This paper looks into the issues that make MDG unattainable by 2015. It also tackles the neoliberal policy like privatization that further impedes the welfare of women and children, particularly on health and education.

Introduction: the MDG commitment

In September 2000, the Philippine government agreed, together with 189 member states of the United Nations (UN), to track progress in the attainment of the eight goals and 18 targets of the Millennium Development Goals (MDG) over the period 1990 to 2015.

Now with less than 500 days before the deadl...

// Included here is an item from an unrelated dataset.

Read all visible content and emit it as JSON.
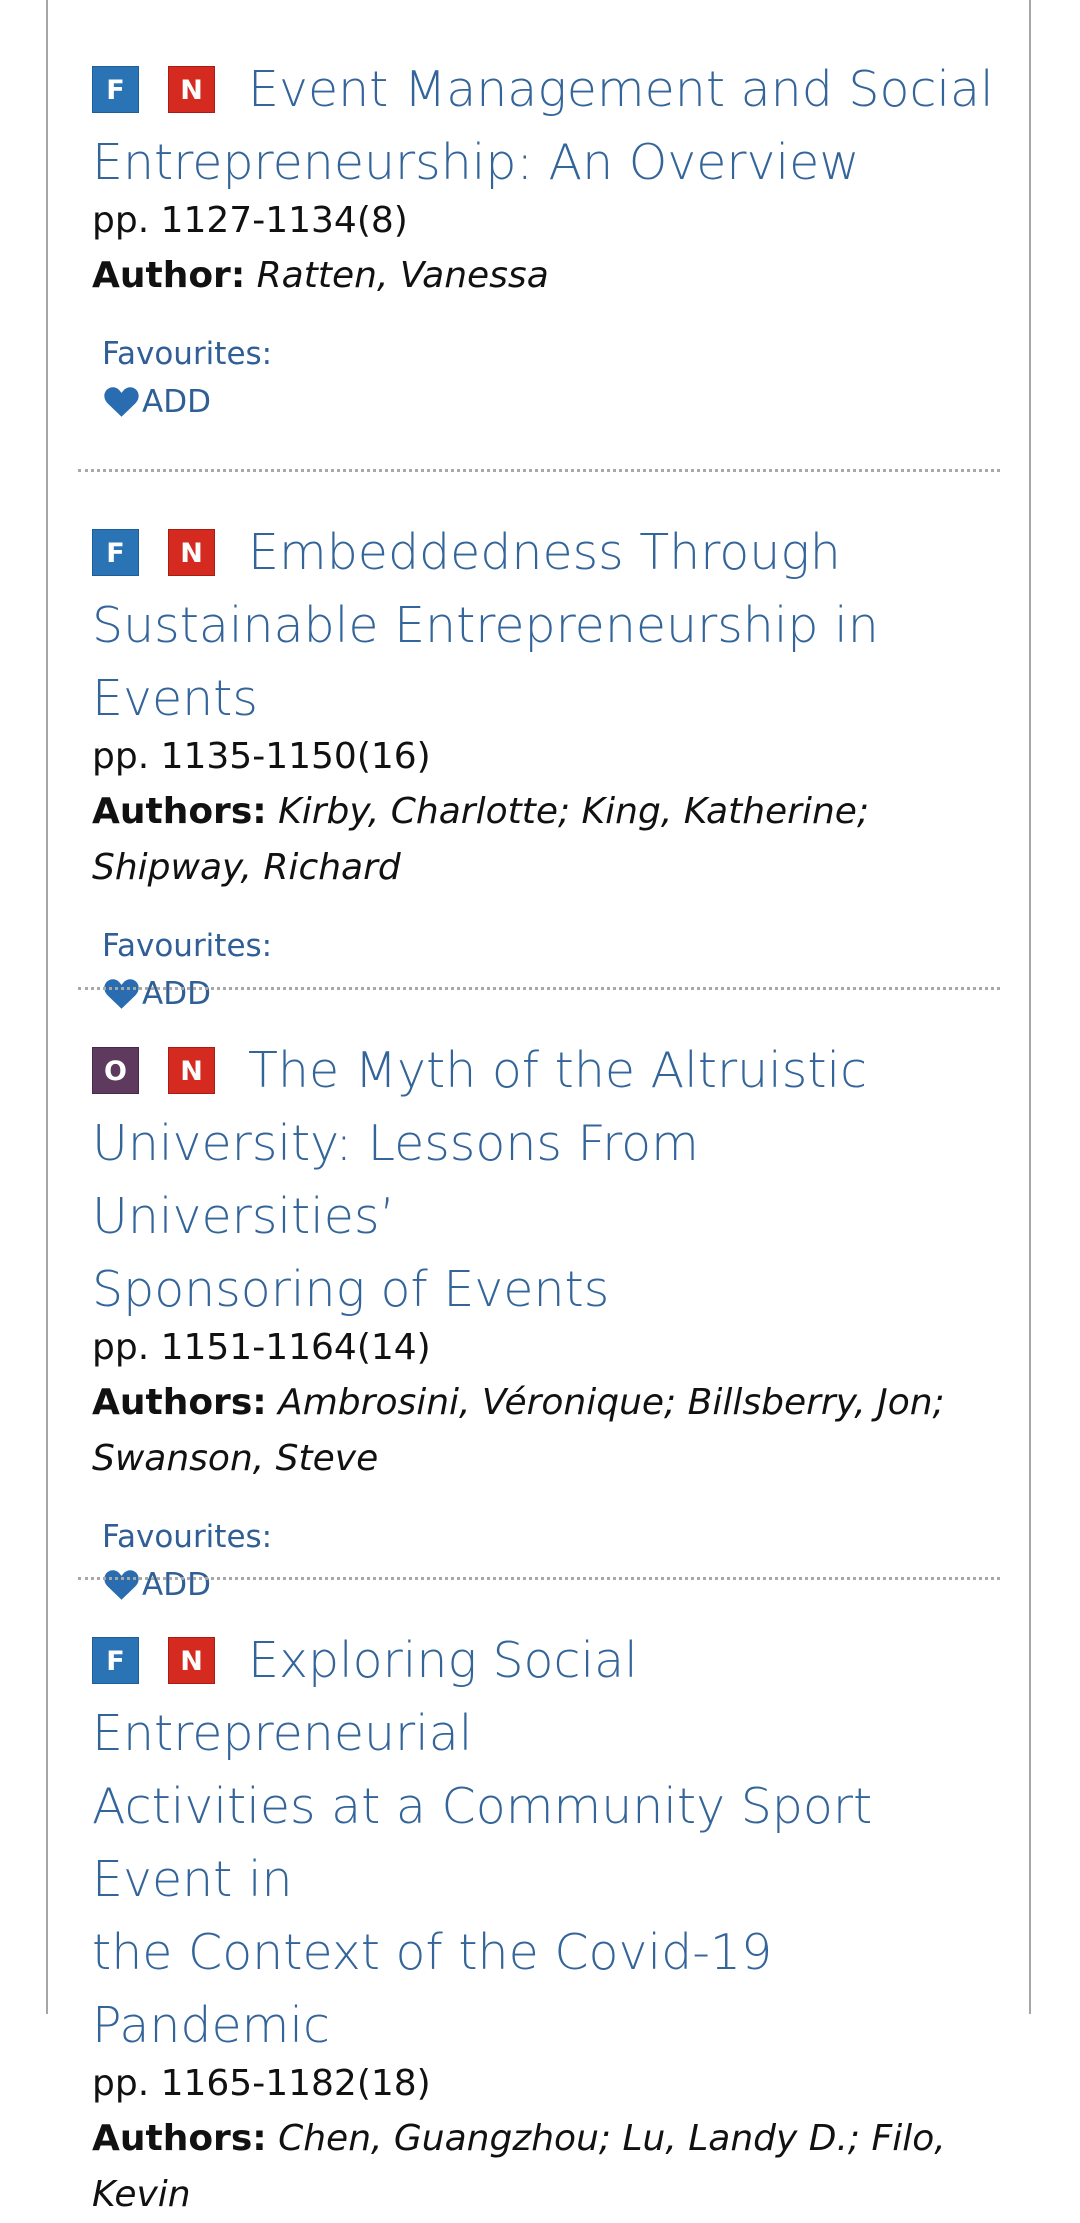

Throughout the world, the Philippines has been regarded as one of the best places for women, based from the results of the 2013 Global Gender Gap Index. The Philippines ranked 5th, three levels higher than in 2012 and highest in the Asia Pacific. It even surpassed many developed countries such as United Kingdom, Canada, France and the United States.

Alongside with this, the Aquino government boasts of the rising econonomy, the 7.2% growth in the gross domestic product (GDP), using as basis the 33% increase in foreign domestic investments and the Philippin...


Women ask: Are we prepared for the rainy days?

23 July 2015

July is dubbed as the “disaster preparedness” month. It is the start of the rainy days and usually, this indicates floods, super typhoons, landslides, among others. For women, this spells disaster.

The memories of super typhoons like Yolanda haunt them. They remember not just the destruction and death but also the dismal and snail-paced relief and restoration operations of the government.

The delayed relief in Mindanao after typhoon Pablo in 2012 prompted the survivors to storm the regional Social Work office. The snail-paced response of the government for the Yolanda survivors in 2013 made the people protest in front of the Department of Social Work and Development (DSWD) in Quezon City.

Impact on women and children


Women groups call for a Reliable Filipino-made Electoral System

21 July 2015

Ten months before elections, the fever is on. For women, this means another fight. As major stakeholders who own more than 50% of the votes cast during elections, women want the fraudulent PCOS (Precinct Count Optical Scan) out. They want a reliable, transparent, and efficient electoral system.

"We have experienced fraud during the 2013 midterm elections. Many women have been disenfranchised and many of our votes have been disregarded because of PCOS' errors and glitches," explained Jojo Guan, spokesperson of Babae! Bantayan ang Eleksyon (BaBaE!) Network, an alliance of women's organizations that served as poll watchdog during the 2013 elections.

BaBaE! Network joined other organizations, concerned citizens, and eminent personalities such as...